[Stored data entries]
--- START ---
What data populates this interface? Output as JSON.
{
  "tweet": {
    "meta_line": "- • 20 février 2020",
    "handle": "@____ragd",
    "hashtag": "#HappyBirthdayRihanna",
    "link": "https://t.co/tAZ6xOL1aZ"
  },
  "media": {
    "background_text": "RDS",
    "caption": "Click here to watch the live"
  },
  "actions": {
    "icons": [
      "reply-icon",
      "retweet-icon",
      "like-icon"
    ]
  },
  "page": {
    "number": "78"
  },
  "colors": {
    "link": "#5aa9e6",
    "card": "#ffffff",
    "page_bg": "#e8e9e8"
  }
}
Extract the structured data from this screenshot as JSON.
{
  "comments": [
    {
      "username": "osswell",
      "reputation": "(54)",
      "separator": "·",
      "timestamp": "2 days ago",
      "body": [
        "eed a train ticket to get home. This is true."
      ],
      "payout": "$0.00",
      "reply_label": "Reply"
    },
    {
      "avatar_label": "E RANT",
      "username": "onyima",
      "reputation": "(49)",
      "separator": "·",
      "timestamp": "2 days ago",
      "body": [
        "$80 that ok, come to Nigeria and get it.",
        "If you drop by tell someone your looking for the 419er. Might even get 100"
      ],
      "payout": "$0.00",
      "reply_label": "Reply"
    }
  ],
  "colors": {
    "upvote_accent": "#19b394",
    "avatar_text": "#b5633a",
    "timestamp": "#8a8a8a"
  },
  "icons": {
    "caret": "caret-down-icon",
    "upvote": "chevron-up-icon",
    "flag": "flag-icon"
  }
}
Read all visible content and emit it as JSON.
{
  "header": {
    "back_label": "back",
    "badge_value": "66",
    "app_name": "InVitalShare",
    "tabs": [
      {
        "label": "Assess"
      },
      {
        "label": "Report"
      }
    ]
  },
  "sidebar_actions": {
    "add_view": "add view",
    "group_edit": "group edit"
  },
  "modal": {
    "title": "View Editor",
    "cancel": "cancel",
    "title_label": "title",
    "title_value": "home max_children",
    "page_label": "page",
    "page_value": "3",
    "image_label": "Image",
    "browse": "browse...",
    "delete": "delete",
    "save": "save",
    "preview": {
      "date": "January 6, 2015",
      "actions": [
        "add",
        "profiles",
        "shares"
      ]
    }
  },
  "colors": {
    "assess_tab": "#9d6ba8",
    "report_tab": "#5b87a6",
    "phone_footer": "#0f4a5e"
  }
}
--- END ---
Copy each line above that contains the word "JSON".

What data populates this interface? Output as JSON.
Extract the structured data from this screenshot as JSON.
Read all visible content and emit it as JSON.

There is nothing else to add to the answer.